REQUIRED WORK:
Whenever a line in the material below contains "Разрешить", copy that line.
** Opening LISTED ENTRIES block **
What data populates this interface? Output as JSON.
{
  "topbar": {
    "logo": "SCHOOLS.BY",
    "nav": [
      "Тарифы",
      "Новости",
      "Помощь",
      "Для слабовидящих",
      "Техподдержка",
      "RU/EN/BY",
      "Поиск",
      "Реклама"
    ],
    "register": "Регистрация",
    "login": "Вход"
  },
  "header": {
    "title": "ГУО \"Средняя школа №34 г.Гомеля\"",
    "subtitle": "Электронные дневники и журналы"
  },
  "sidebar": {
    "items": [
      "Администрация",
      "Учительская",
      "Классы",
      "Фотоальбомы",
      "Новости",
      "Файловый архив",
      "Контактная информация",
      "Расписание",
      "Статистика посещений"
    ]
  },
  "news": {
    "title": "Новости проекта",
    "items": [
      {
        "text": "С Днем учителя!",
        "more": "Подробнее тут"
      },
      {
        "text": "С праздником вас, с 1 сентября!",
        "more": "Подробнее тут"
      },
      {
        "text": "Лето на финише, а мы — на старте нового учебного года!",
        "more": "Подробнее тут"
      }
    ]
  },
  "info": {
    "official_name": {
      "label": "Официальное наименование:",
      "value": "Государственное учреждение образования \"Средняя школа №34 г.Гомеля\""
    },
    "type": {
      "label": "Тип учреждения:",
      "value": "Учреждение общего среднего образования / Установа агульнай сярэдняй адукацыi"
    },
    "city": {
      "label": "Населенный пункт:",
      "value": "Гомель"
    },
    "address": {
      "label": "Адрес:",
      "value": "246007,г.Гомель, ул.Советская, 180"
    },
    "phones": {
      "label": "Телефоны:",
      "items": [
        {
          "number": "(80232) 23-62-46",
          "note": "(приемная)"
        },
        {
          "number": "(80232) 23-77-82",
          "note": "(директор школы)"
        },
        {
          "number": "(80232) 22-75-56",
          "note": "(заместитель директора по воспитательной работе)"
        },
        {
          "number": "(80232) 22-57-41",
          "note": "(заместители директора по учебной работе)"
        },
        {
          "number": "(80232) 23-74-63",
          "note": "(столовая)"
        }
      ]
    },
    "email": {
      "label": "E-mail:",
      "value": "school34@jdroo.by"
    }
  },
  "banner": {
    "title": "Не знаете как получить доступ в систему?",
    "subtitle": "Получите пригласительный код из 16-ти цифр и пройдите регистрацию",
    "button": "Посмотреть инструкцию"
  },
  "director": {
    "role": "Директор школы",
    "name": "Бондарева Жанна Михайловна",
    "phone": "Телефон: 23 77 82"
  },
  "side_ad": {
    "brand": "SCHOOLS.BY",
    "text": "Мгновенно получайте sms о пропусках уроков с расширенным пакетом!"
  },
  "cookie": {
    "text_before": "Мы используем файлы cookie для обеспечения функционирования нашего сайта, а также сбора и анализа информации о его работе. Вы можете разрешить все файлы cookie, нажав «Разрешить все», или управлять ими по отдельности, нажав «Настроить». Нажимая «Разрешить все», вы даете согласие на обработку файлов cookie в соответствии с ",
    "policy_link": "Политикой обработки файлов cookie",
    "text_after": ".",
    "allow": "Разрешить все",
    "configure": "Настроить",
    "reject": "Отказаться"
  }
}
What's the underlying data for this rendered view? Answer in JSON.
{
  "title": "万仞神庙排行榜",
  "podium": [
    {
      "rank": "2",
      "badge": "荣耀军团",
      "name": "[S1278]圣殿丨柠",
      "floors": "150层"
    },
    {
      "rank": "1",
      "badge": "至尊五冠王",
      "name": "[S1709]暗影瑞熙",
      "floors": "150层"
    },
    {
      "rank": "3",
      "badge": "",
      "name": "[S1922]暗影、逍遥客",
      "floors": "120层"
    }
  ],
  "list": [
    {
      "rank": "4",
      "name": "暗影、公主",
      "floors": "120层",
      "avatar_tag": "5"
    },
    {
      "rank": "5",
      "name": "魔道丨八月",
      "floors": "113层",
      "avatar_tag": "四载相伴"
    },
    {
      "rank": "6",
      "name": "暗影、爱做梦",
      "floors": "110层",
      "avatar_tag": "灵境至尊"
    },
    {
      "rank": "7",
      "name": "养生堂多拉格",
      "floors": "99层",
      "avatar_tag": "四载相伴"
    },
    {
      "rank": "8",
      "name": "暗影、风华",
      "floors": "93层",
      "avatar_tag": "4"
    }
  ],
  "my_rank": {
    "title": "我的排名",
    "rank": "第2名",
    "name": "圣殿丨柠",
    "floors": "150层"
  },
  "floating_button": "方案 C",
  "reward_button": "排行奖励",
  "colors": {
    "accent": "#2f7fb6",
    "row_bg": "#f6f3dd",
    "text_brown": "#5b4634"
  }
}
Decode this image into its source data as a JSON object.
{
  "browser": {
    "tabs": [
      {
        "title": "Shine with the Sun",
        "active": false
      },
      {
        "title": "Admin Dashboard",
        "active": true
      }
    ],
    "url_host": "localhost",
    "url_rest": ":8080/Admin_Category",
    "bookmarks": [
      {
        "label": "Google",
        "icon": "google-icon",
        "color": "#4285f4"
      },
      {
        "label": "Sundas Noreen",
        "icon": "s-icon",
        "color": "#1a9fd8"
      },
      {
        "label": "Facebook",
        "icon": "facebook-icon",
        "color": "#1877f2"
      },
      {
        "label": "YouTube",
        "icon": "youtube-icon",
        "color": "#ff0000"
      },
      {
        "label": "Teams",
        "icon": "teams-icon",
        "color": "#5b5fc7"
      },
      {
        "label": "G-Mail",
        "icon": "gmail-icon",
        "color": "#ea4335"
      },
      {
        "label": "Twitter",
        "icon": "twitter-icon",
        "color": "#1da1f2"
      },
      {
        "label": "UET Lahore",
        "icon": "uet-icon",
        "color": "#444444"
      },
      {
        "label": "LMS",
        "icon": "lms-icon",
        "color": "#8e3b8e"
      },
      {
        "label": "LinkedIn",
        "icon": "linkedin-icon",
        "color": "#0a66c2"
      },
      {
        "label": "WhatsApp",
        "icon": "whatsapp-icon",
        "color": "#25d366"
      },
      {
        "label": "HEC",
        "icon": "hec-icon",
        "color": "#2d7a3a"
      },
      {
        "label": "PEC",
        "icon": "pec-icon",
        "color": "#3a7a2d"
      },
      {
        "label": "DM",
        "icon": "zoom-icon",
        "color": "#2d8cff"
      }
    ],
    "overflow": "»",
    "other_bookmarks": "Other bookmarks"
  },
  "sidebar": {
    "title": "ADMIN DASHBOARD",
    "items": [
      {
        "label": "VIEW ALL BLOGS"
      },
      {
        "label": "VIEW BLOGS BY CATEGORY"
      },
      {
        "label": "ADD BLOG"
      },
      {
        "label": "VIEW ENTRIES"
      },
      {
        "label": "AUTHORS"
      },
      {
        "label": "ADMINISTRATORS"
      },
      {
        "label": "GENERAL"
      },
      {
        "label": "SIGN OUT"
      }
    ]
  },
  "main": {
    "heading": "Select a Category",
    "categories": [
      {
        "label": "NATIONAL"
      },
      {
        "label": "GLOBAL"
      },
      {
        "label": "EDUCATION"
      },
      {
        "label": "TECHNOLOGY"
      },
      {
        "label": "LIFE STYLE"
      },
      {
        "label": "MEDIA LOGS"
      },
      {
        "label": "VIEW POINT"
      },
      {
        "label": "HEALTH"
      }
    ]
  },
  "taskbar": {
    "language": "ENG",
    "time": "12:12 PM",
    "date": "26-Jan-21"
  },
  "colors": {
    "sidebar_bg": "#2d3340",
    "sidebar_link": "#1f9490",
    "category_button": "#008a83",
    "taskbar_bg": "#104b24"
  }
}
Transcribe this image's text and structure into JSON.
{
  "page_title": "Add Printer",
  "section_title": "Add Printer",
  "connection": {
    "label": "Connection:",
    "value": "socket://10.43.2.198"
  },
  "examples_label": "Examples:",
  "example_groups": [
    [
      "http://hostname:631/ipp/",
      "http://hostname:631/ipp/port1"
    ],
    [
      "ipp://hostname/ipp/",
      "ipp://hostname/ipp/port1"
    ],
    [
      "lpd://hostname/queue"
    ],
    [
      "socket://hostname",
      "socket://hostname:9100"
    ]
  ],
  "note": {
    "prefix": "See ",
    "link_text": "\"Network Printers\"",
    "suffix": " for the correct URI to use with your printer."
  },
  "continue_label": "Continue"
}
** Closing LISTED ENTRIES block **
TASK RESPONSE:
    "text_before": "Мы используем файлы cookie для обеспечения функционирования нашего сайта, а также сбора и анализа информации о его работе. Вы можете разрешить все файлы cookie, нажав «Разрешить все», или управлять ими по отдельности, нажав «Настроить». Нажимая «Разрешить все», вы даете согласие на обработку файлов cookie в соответствии с ",
    "allow": "Разрешить все",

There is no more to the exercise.